Alzheimer's disease (AD) is a brain disease that causes changes that kill brain cells. AD is a type of dementia, which causes memory loss and problems with thinking and making decisions. People with AD and other forms of dementia have difficulties performing the daily activities others might consider routine, according to Science Daily.

Dementia takes a toll on those who live with it -- and it also places a burden on caregivers. Along with problems connected to memory, language, and decision-making, dementia can cause neuropsychiatric symptoms, such as depression, anxiety, changes in mood,

Stress in middle age can make your brain shrink and make your memory worse

Stress in middle age can make your brain shrink and make your memory worse, scientists have discovered, according to Daily Mail.

The brain-reducing effects of stress, identified in people in their 40s free from dementia, were found to be triggered by cortisol.

The high levels of the stress hormone may be an early warning sign someone may end up with dementia, the research suggests.

Stress also made people's thinking skills worse, the Harvard Medical School study, found.

Heart attack rates are highest when temperatures are below 0°C

Cold weather can trigger a heart attack, research suggests.

The life-threatening condition is more likely to occur on chilly, windy days when there is little sunshine, a study found today.

And sub-zero temperatures increase a person's risk of suffering the most serious type of heart attack by nearly 10 per cent, the research adds, according to Daily Mail.

Icy weather is thought to cause blood vessels to narrow, restricting the heart's oxygen supply, lead author Professor David Erlinge, from Lund University, said.

Colds and flu are also more common during the winter months, which have been shown to increase vulnerable people's risk of a heart attack, he added.

Breathing through the nose aids memory storage

The way we breathe may affect how well our memories are consolidated (i.e. reinforced and stabilised). If we breathe through the nose rather than the mouth after trying to learn a set of smells, we remember them better, researchers at Karolinska Institutet in Sweden report .

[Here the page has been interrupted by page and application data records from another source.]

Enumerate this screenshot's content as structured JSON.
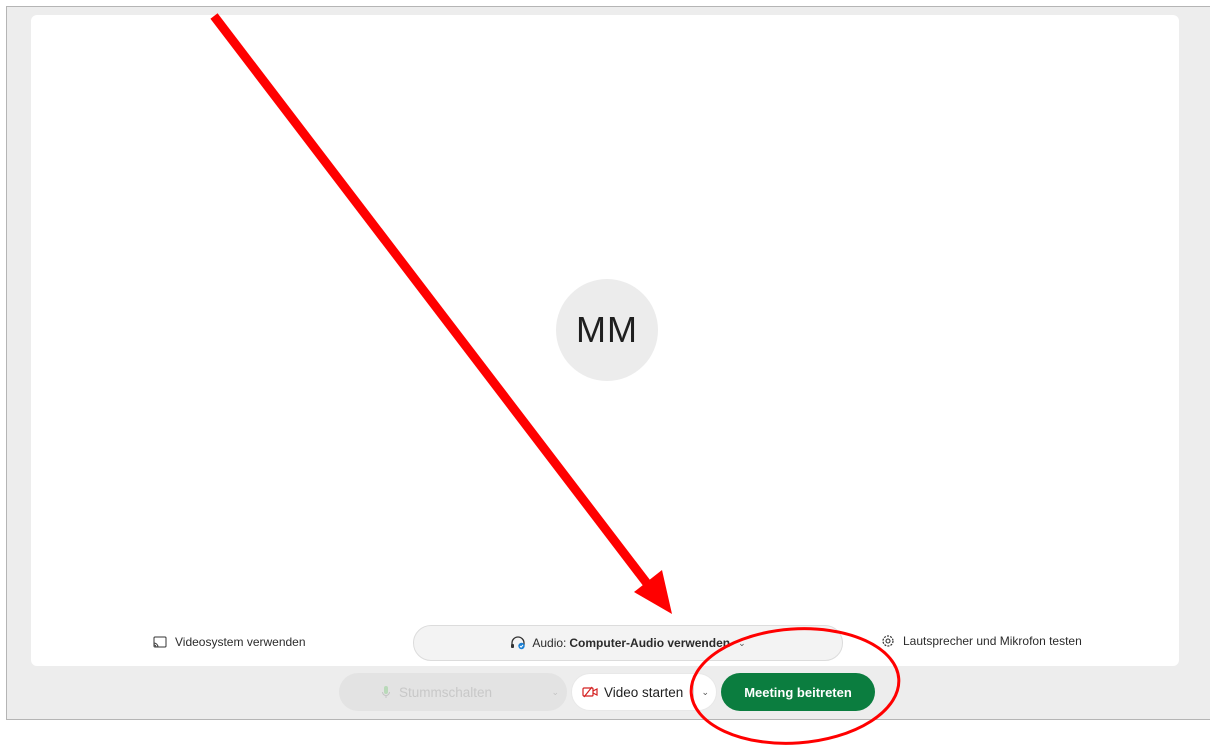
{
  "preview": {
    "avatar_initials": "MM"
  },
  "options": {
    "video_system_label": "Videosystem verwenden",
    "audio_prefix": "Audio:",
    "audio_value": "Computer-Audio verwenden",
    "test_label": "Lautsprecher und Mikrofon testen"
  },
  "controls": {
    "mute_label": "Stummschalten",
    "video_label": "Video starten",
    "join_label": "Meeting beitreten"
  },
  "icons": {
    "cast": "cast-icon",
    "headset": "headset-icon",
    "settings": "gear-icon",
    "microphone": "microphone-icon",
    "video_off": "video-off-icon",
    "chevron": "chevron-down-icon"
  },
  "colors": {
    "join_button": "#0b7d3f",
    "annotation": "#ff0000",
    "panel": "#ffffff",
    "background": "#ededed"
  }
}
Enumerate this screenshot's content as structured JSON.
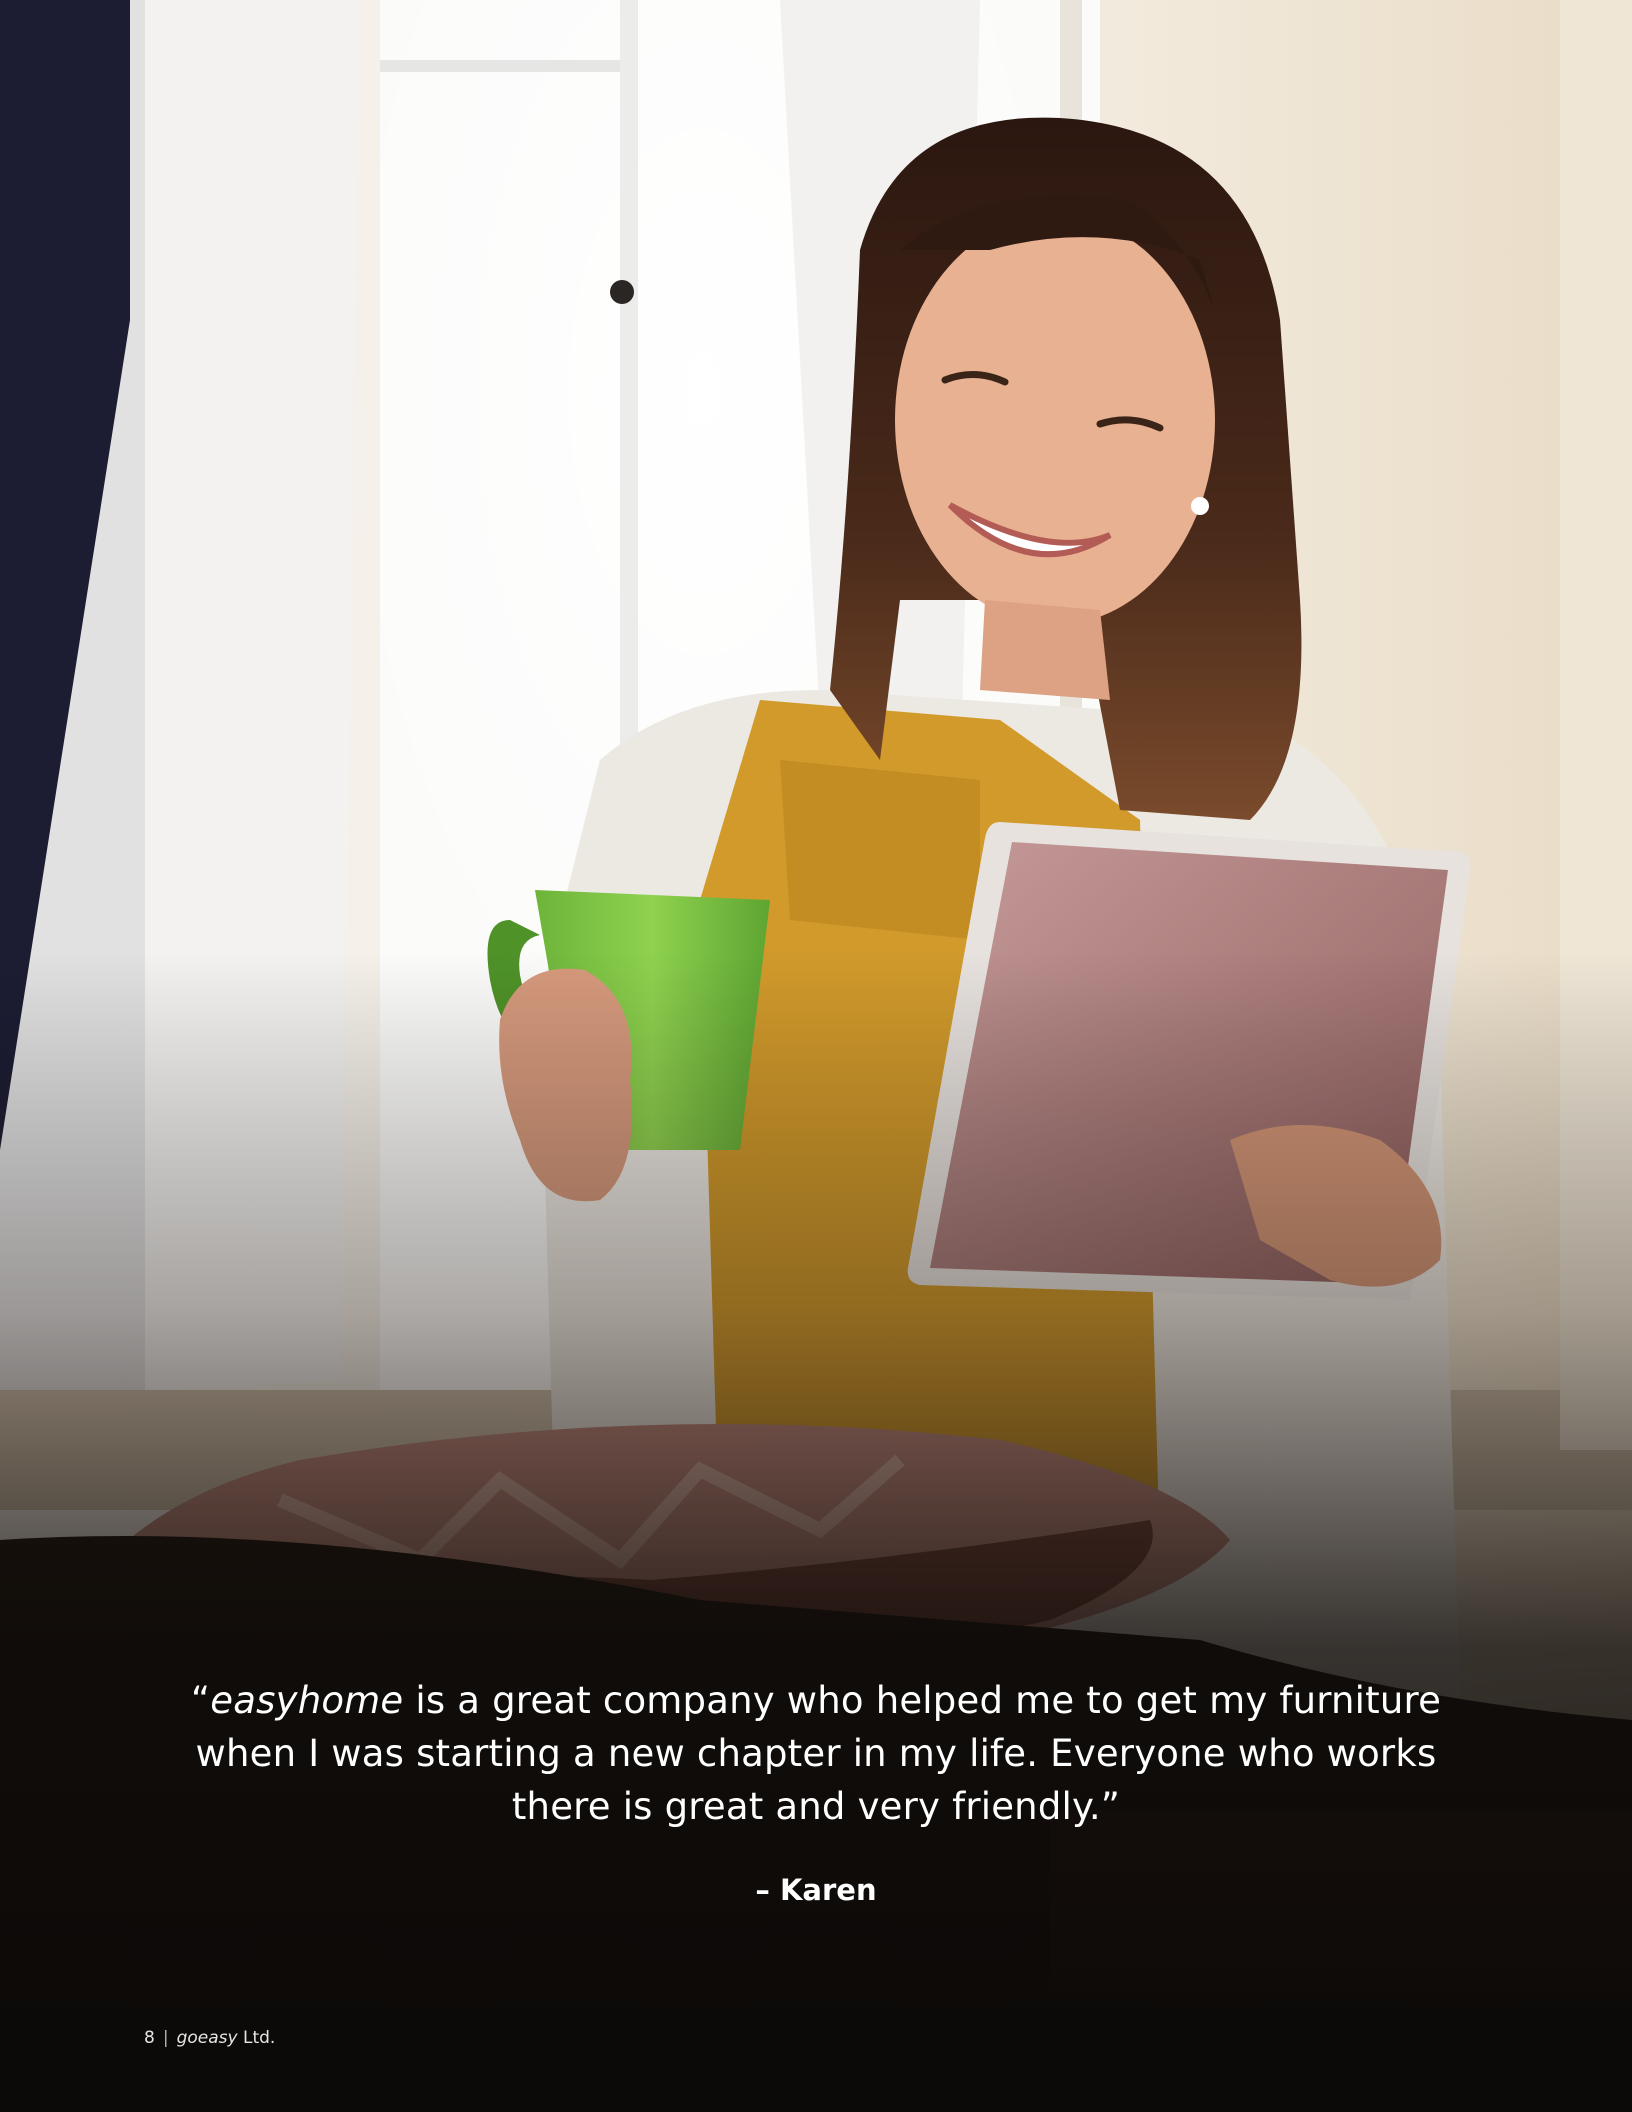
{
  "photo": {
    "alt": "Smiling woman holding a green mug and a tablet, seated with a patterned pillow by a bright window"
  },
  "quote": {
    "open_mark": "“",
    "brand": "easyhome",
    "line1_rest": " is a great company who helped me to get my furniture",
    "line2": "when I was starting a new chapter in my life. Everyone who works",
    "line3": "there is great and very friendly.”",
    "attribution": "– Karen"
  },
  "footer": {
    "page_number": "8",
    "separator": "|",
    "company_italic": "goeasy",
    "company_suffix": " Ltd."
  },
  "colors": {
    "text": "#ffffff",
    "mug": "#7cc242",
    "top": "#f3b23a"
  }
}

Research into how breathing affects the brain has become an ever-more popular field in recent years and new methodologies have enabled more studies, many of which have concentrated on the memory. Researchers from Karolinska Institutet now show that participants who breathe through the nose consolidate their memories better, according to Science Daily.

"Our study shows that we remember smells better if we breathe through the nose when the memory is being consolidated -- the process that takes place between learning and memory retrieval,"